Well, you have the advantage of having the specimen in front of you.
Putting to one side the nature of the substance, what is its physical
relation to the surface of the bone?
In some views, particularly the lateral, there are areas of bone from
which it appears that the substance has flaked off.
This could be a critical distinction between the pathological and
In the case of human bone, I can't recall cases where pathologically
reactive bone separates cleanly from the original unaffected bone.
However, maybe I am misreading the photos.
On 9/03/2012 06:38, Peter Popkin wrote:
> I wondered about that myself when I first saw the bone Richard, but on
> closer inspection I was convinced of its (pathological) bony nature.
> On Thu, Mar 8, 2012 at 2:28 PM, Richard
> Wright<[log in to unmask]> wrote:
>> Acting devil's advocate, why should we consider the bubbly, greyer
>> to be bone at all?
>> I wonder whether it is a postmortem precipitate of mineral on the
>> surface of
>> the bone.
>> It looks like that in the cross section.
>> On 9/03/2012 02:34, Peter Popkin wrote:
>>> Hi ZOOARCH,
>>> A colleague is looking for some help figuring out (as far as possible)

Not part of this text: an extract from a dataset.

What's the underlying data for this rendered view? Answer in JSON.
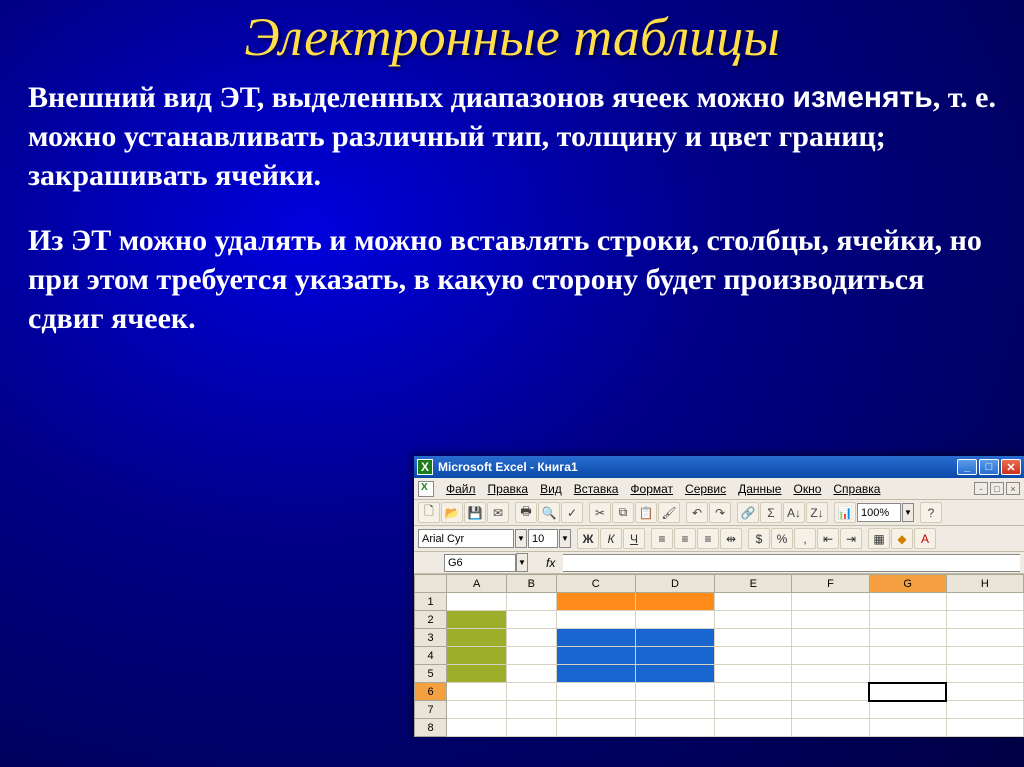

>>> what might have caused an extensive pathology on a large canid ulna.
>>> Not my bag, but I'm sure someone out there knows... I've uploaded six
>>> photos onto BoneCommons that can be found here:
>>> Replies can be sent directly to me and I'll pass on the info.
>>> Any help is greatly appreciated!
>>> many thanks,
>>> Peter Popkin